§ Work task:
A precise reproduction of every record below is needed, minus the pictures.

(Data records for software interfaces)

= Beginning of Section =

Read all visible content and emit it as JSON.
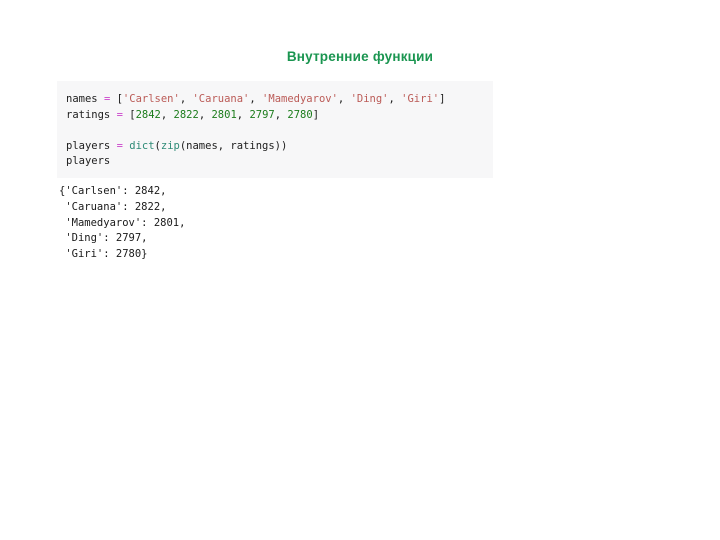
{
  "slide": {
    "title": "Внутренние функции",
    "title_color": "#1a9550",
    "background_color": "#ffffff"
  },
  "code_cell": {
    "background_color": "#f7f7f8",
    "language": "python",
    "lines": [
      {
        "id": "line-names",
        "tokens": [
          {
            "text": "names",
            "kind": "name"
          },
          {
            "text": " ",
            "kind": "punct"
          },
          {
            "text": "=",
            "kind": "op"
          },
          {
            "text": " ",
            "kind": "punct"
          },
          {
            "text": "[",
            "kind": "punct"
          },
          {
            "text": "'Carlsen'",
            "kind": "str"
          },
          {
            "text": ", ",
            "kind": "punct"
          },
          {
            "text": "'Caruana'",
            "kind": "str"
          },
          {
            "text": ", ",
            "kind": "punct"
          },
          {
            "text": "'Mamedyarov'",
            "kind": "str"
          },
          {
            "text": ", ",
            "kind": "punct"
          },
          {
            "text": "'Ding'",
            "kind": "str"
          },
          {
            "text": ", ",
            "kind": "punct"
          },
          {
            "text": "'Giri'",
            "kind": "str"
          },
          {
            "text": "]",
            "kind": "punct"
          }
        ]
      },
      {
        "id": "line-ratings",
        "tokens": [
          {
            "text": "ratings",
            "kind": "name"
          },
          {
            "text": " ",
            "kind": "punct"
          },
          {
            "text": "=",
            "kind": "op"
          },
          {
            "text": " ",
            "kind": "punct"
          },
          {
            "text": "[",
            "kind": "punct"
          },
          {
            "text": "2842",
            "kind": "num"
          },
          {
            "text": ", ",
            "kind": "punct"
          },
          {
            "text": "2822",
            "kind": "num"
          },
          {
            "text": ", ",
            "kind": "punct"
          },
          {
            "text": "2801",
            "kind": "num"
          },
          {
            "text": ", ",
            "kind": "punct"
          },
          {
            "text": "2797",
            "kind": "num"
          },
          {
            "text": ", ",
            "kind": "punct"
          },
          {
            "text": "2780",
            "kind": "num"
          },
          {
            "text": "]",
            "kind": "punct"
          }
        ]
      },
      {
        "id": "line-blank",
        "tokens": []
      },
      {
        "id": "line-players-assign",
        "tokens": [
          {
            "text": "players",
            "kind": "name"
          },
          {
            "text": " ",
            "kind": "punct"
          },
          {
            "text": "=",
            "kind": "op"
          },
          {
            "text": " ",
            "kind": "punct"
          },
          {
            "text": "dict",
            "kind": "built"
          },
          {
            "text": "(",
            "kind": "punct"
          },
          {
            "text": "zip",
            "kind": "built"
          },
          {
            "text": "(names, ratings))",
            "kind": "punct"
          }
        ]
      },
      {
        "id": "line-players-echo",
        "tokens": [
          {
            "text": "players",
            "kind": "name"
          }
        ]
      }
    ]
  },
  "output_cell": {
    "lines": [
      "{'Carlsen': 2842,",
      " 'Caruana': 2822,",
      " 'Mamedyarov': 2801,",
      " 'Ding': 2797,",
      " 'Giri': 2780}"
    ]
  }
}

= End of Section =

§ Exercise response:
Read all visible content and emit it as JSON.
{
  "slide": {
    "title": "Внутренние функции",
    "title_color": "#1a9550",
    "background_color": "#ffffff"
  },
  "code_cell": {
    "background_color": "#f7f7f8",
    "language": "python",
    "lines": [
      {
        "id": "line-names",
        "tokens": [
          {
            "text": "names",
            "kind": "name"
          },
          {
            "text": " ",
            "kind": "punct"
          },
          {
            "text": "=",
            "kind": "op"
          },
          {
            "text": " ",
            "kind": "punct"
          },
          {
            "text": "[",
            "kind": "punct"
          },
          {
            "text": "'Carlsen'",
            "kind": "str"
          },
          {
            "text": ", ",
            "kind": "punct"
          },
          {
            "text": "'Caruana'",
            "kind": "str"
          },
          {
            "text": ", ",
            "kind": "punct"
          },
          {
            "text": "'Mamedyarov'",
            "kind": "str"
          },
          {
            "text": ", ",
            "kind": "punct"
          },
          {
            "text": "'Ding'",
            "kind": "str"
          },
          {
            "text": ", ",
            "kind": "punct"
          },
          {
            "text": "'Giri'",
            "kind": "str"
          },
          {
            "text": "]",
            "kind": "punct"
          }
        ]
      },
      {
        "id": "line-ratings",
        "tokens": [
          {
            "text": "ratings",
            "kind": "name"
          },
          {
            "text": " ",
            "kind": "punct"
          },
          {
            "text": "=",
            "kind": "op"
          },
          {
            "text": " ",
            "kind": "punct"
          },
          {
            "text": "[",
            "kind": "punct"
          },
          {
            "text": "2842",
            "kind": "num"
          },
          {
            "text": ", ",
            "kind": "punct"
          },
          {
            "text": "2822",
            "kind": "num"
          },
          {
            "text": ", ",
            "kind": "punct"
          },
          {
            "text": "2801",
            "kind": "num"
          },
          {
            "text": ", ",
            "kind": "punct"
          },
          {
            "text": "2797",
            "kind": "num"
          },
          {
            "text": ", ",
            "kind": "punct"
          },
          {
            "text": "2780",
            "kind": "num"
          },
          {
            "text": "]",
            "kind": "punct"
          }
        ]
      },
      {
        "id": "line-blank",
        "tokens": []
      },
      {
        "id": "line-players-assign",
        "tokens": [
          {
            "text": "players",
            "kind": "name"
          },
          {
            "text": " ",
            "kind": "punct"
          },
          {
            "text": "=",
            "kind": "op"
          },
          {
            "text": " ",
            "kind": "punct"
          },
          {
            "text": "dict",
            "kind": "built"
          },
          {
            "text": "(",
            "kind": "punct"
          },
          {
            "text": "zip",
            "kind": "built"
          },
          {
            "text": "(names, ratings))",
            "kind": "punct"
          }
        ]
      },
      {
        "id": "line-players-echo",
        "tokens": [
          {
            "text": "players",
            "kind": "name"
          }
        ]
      }
    ]
  },
  "output_cell": {
    "lines": [
      "{'Carlsen': 2842,",
      " 'Caruana': 2822,",
      " 'Mamedyarov': 2801,",
      " 'Ding': 2797,",
      " 'Giri': 2780}"
    ]
  }
}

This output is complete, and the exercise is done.